He says he met many professors and scholars in Taiwan who would regularly hold seminars in coffee shops. Many people would attend the talks and engage in conversations about Taiwan’s democracy and future. Some of these conversations were later posted online. Sing says they used simple language that everyone could understand to write articles and books, and that these had a great impact on young people.

“Many of the scholars had been through the Wild Lily Movement. The reason why they were willing to contribute was that they had experienced oppression before. They understood the pain of losing freedom under an the authoritarian regime and White Terror,” Sing says.
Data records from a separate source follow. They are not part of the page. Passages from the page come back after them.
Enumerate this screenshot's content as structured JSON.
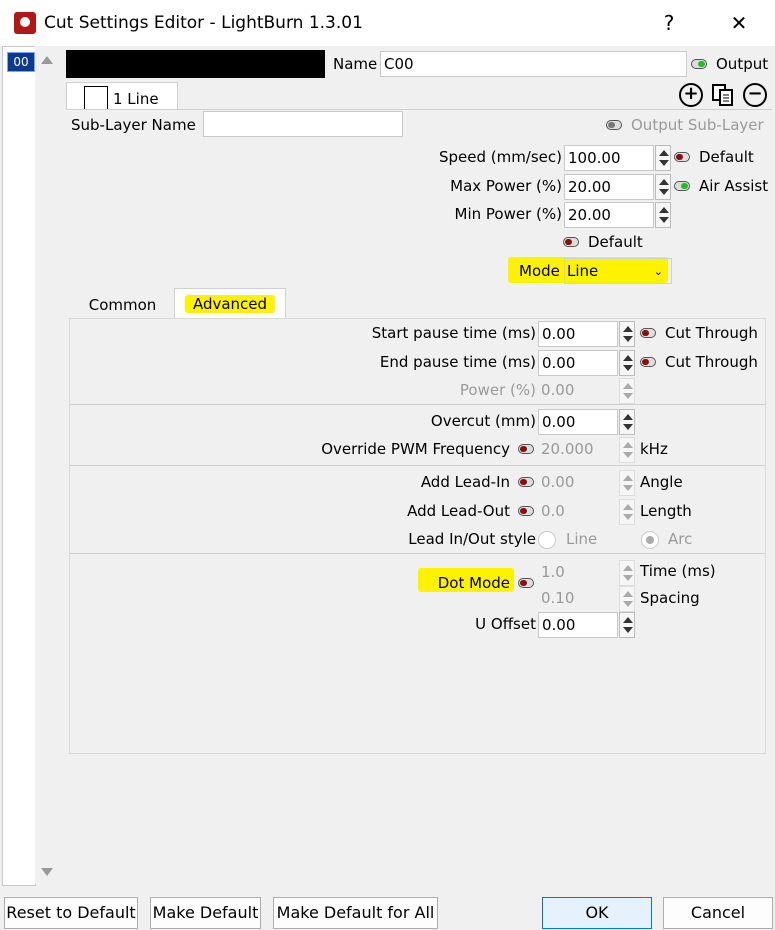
{
  "window": {
    "title": "Cut Settings Editor - LightBurn 1.3.01",
    "help": "?",
    "close": "✕"
  },
  "sidebar": {
    "layer_tag": "00"
  },
  "header": {
    "name_label": "Name",
    "name_value": "C00",
    "output_label": "Output",
    "subtab_label": "1 Line",
    "sublayer_name_label": "Sub-Layer Name",
    "sublayer_name_value": "",
    "output_sublayer_label": "Output Sub-Layer"
  },
  "main": {
    "speed_label": "Speed (mm/sec)",
    "speed_value": "100.00",
    "speed_default_label": "Default",
    "maxpower_label": "Max Power (%)",
    "maxpower_value": "20.00",
    "air_assist_label": "Air Assist",
    "minpower_label": "Min Power (%)",
    "minpower_value": "20.00",
    "default_label": "Default",
    "mode_label": "Mode",
    "mode_value": "Line"
  },
  "tabs": {
    "common": "Common",
    "advanced": "Advanced"
  },
  "advanced": {
    "start_pause_label": "Start pause time (ms)",
    "start_pause_value": "0.00",
    "start_cut_through": "Cut Through",
    "end_pause_label": "End pause time (ms)",
    "end_pause_value": "0.00",
    "end_cut_through": "Cut Through",
    "power_label": "Power (%)",
    "power_value": "0.00",
    "overcut_label": "Overcut (mm)",
    "overcut_value": "0.00",
    "pwm_label": "Override PWM Frequency",
    "pwm_value": "20.000",
    "pwm_unit": "kHz",
    "leadin_label": "Add Lead-In",
    "leadin_value": "0.00",
    "leadin_unit": "Angle",
    "leadout_label": "Add Lead-Out",
    "leadout_value": "0.0",
    "leadout_unit": "Length",
    "leadstyle_label": "Lead In/Out style",
    "leadstyle_opt1": "Line",
    "leadstyle_opt2": "Arc",
    "dotmode_label": "Dot Mode",
    "dot_time_value": "1.0",
    "dot_time_unit": "Time (ms)",
    "dot_spacing_value": "0.10",
    "dot_spacing_unit": "Spacing",
    "uoffset_label": "U Offset",
    "uoffset_value": "0.00"
  },
  "footer": {
    "reset": "Reset to Default",
    "make_default": "Make Default",
    "make_default_all": "Make Default for All",
    "ok": "OK",
    "cancel": "Cancel"
  },
  "colors": {
    "highlight": "#fff200",
    "led_on": "#20c020",
    "led_off": "#8b0d0d",
    "accent": "#0078d4"
  }
}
The Wild Lily Movement was initiated by National Taiwan University students who, in 1990, staged a sit-in at Memorial Square in Taipei to fight for democracy. Demonstrators demanded the direct election of the president and vice president. This was later realised and the movement was a turning point in Taiwan’s transition to democracy.

Student-led movements have often been regarded as a vanguard of democratic change. Yip Chun Ming, is a Hong Kong youngster who is interested in social issues and has taken part in countless protests since high school. In March this year, he happened to be on a working holiday in Taiwan when the Sunflower movement started.
When asked about the difference between student-oriented social movements in Hong Kong and Taiwan, Yip answers, “I don’t think there are too many differences.”

“There are actually many good young leaders in Hong Kong, maybe even more than in Taiwan, but nobody’s supporting them,” he adds.

Yip says perhaps the most important lesson he learned inside the Legislative Yuan is that each person must work to try to persuade those around them.

“Every one of us is, indeed, a seed,” he says. Each time we meet a person, we plant a little seed inside their heart. Each seed may not amount to much, but in the end, says Yip, “there will be flower blossoms everywhere.”

Edited by Tracy Chan